Restless Wave, John McCain
One of my consistent goals is to learn to listen to and respect views and opinions that differ from my own.
I’ll admit this isn’t always easy and I often struggle to keep my mind open.
Prior to Restless Wave, I just finished James Clapper’s Facts and Fears. McCain and Clapper served in similar eras, so these two books complimented each other.
I may not have voted for or always agreed with John McCain, but it’s hard to dispute his commitment to his country and doing, what he thought, was right. That was evident in the stories he told and the passion he brought to the words.
I listened to the audiobook of Restless Wave and Beau Bridges narrated, which made it even more enjoyable.
This book dives deep into the political side of war, international relations and America. McCain, for the most part, avoids political spats, but does interject his opinions and views heavily.
Restless Wave provided a perspective into the war-hero, statesman and international figure McCain became. The legacy he leaves behind is one I respect, perhaps even more after listening to his story.
The end of the book was hard for me . My father died of brain cancer, not the same that McCaine had, and it was difficult hearing about his final fight. Much of the book was tinged with his acceptance of his own mortality and often referenced things as his “final fight” or “last visit.”

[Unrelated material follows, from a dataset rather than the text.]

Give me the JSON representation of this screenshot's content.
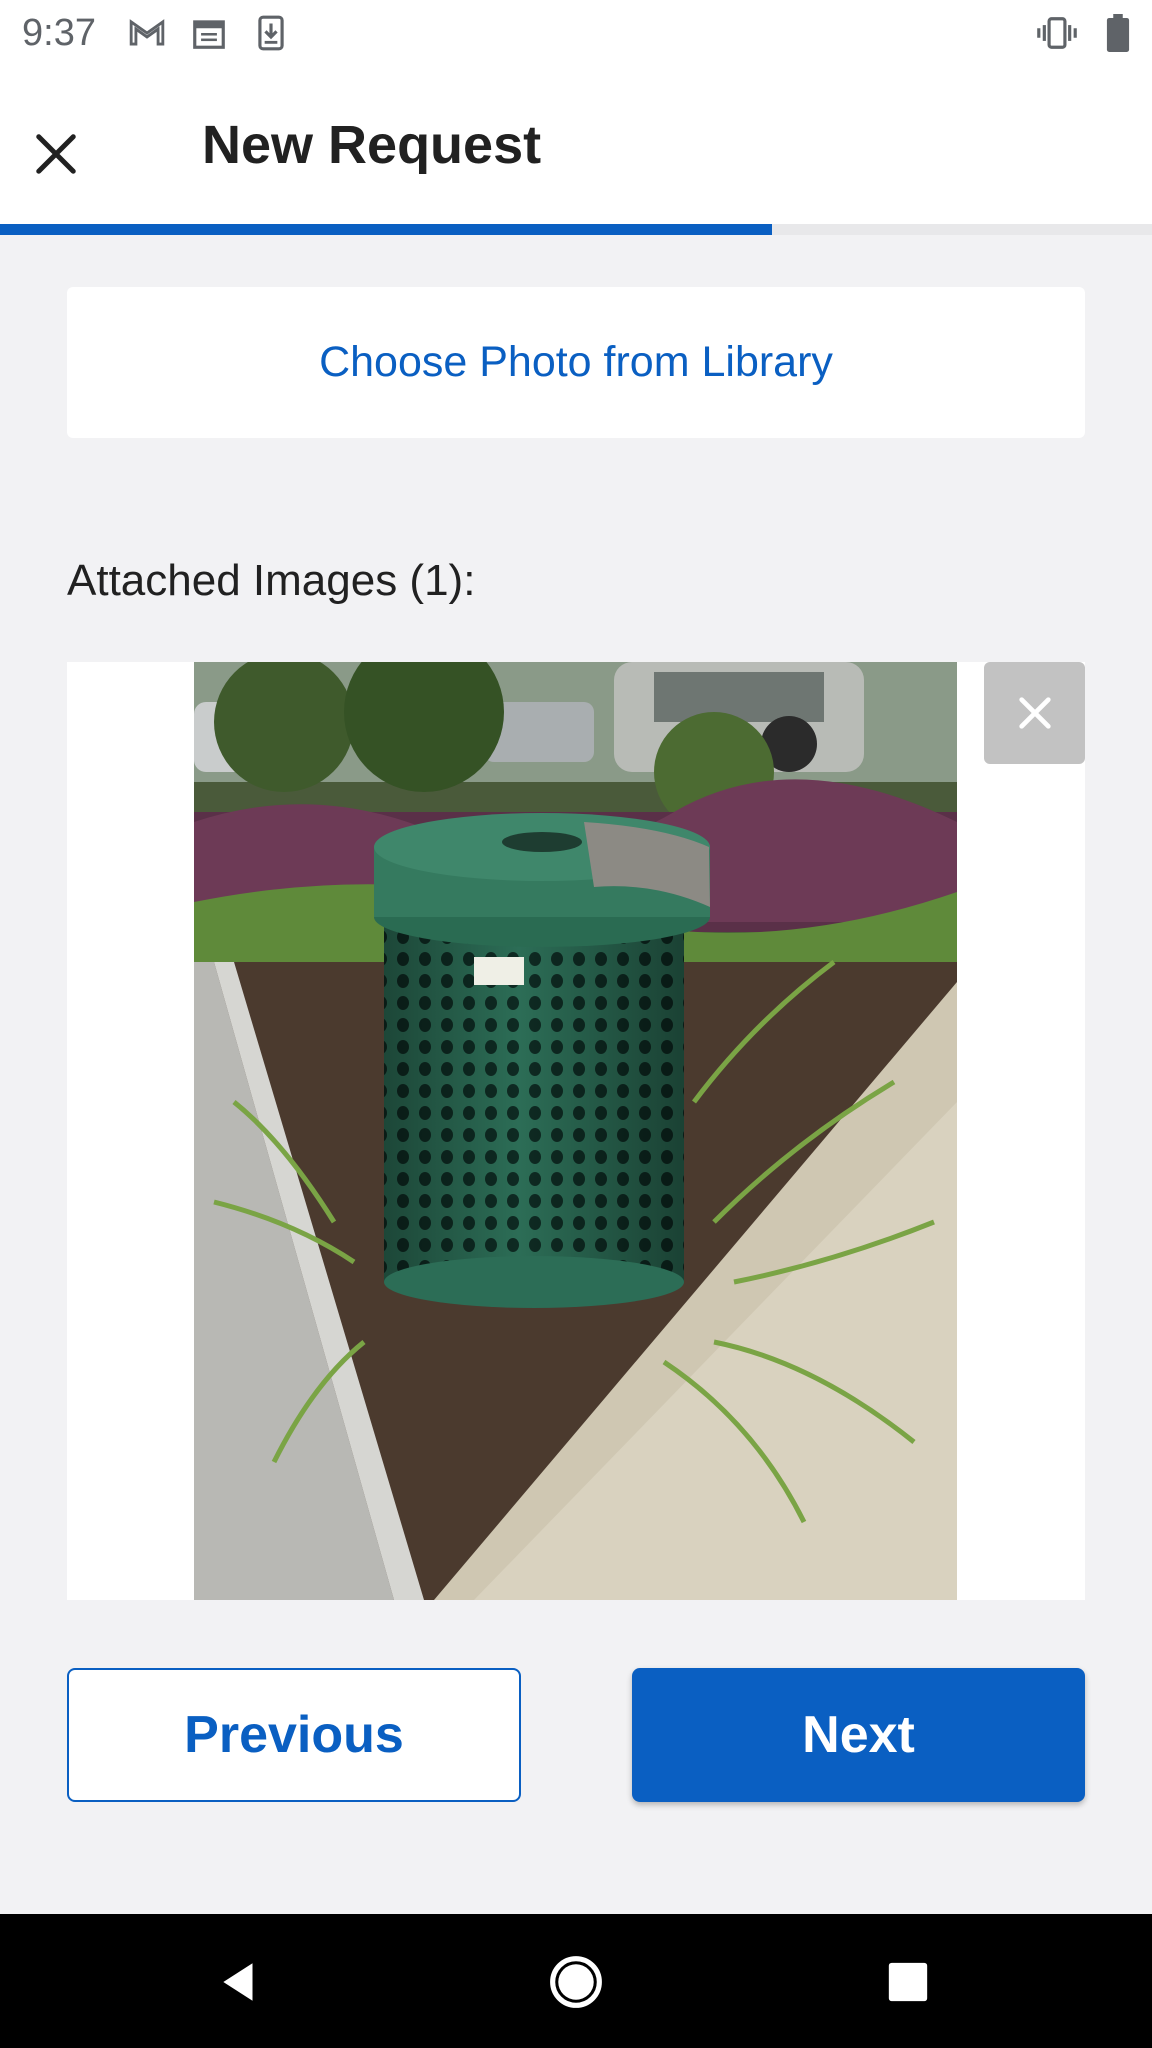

The perspective of knowing your days are coming to a close provided him the ability to share, without filters his honesty. Some of his final votes and thoughts are ones I will always be thankful for.